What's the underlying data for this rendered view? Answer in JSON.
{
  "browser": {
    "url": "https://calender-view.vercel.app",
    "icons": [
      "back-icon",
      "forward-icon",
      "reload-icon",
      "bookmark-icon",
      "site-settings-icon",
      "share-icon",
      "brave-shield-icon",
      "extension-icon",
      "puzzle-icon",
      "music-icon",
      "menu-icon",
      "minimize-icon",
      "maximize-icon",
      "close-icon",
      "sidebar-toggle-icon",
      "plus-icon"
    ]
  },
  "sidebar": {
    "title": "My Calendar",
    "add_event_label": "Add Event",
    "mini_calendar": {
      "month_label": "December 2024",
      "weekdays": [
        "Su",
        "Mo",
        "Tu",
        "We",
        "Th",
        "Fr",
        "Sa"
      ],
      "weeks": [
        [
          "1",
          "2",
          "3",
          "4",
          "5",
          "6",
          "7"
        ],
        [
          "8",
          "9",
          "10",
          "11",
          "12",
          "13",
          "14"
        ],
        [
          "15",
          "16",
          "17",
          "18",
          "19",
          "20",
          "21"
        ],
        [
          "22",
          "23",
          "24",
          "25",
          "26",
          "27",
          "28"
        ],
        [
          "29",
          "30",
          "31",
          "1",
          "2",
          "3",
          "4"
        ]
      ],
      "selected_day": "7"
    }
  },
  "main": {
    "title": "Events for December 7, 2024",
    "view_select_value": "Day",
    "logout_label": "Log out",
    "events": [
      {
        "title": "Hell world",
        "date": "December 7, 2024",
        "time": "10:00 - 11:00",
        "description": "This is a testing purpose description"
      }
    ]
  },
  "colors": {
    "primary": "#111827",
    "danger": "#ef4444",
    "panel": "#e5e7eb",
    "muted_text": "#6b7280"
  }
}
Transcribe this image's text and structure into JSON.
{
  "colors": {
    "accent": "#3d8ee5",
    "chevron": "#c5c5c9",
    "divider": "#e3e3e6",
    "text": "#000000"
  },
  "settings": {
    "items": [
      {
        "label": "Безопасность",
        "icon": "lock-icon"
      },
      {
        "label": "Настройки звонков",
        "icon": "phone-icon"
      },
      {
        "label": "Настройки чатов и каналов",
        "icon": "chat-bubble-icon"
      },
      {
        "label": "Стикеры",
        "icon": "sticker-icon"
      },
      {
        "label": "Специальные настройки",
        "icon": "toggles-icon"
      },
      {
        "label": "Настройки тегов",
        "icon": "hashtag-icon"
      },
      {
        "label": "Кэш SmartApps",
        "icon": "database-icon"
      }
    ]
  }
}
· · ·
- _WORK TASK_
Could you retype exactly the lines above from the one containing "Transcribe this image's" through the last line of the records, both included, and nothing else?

- _RESULT OF THE EXERCISE_
Transcribe this image's text and structure into JSON.
{
  "colors": {
    "accent": "#3d8ee5",
    "chevron": "#c5c5c9",
    "divider": "#e3e3e6",
    "text": "#000000"
  },
  "settings": {
    "items": [
      {
        "label": "Безопасность",
        "icon": "lock-icon"
      },
      {
        "label": "Настройки звонков",
        "icon": "phone-icon"
      },
      {
        "label": "Настройки чатов и каналов",
        "icon": "chat-bubble-icon"
      },
      {
        "label": "Стикеры",
        "icon": "sticker-icon"
      },
      {
        "label": "Специальные настройки",
        "icon": "toggles-icon"
      },
      {
        "label": "Настройки тегов",
        "icon": "hashtag-icon"
      },
      {
        "label": "Кэш SmartApps",
        "icon": "database-icon"
      }
    ]
  }
}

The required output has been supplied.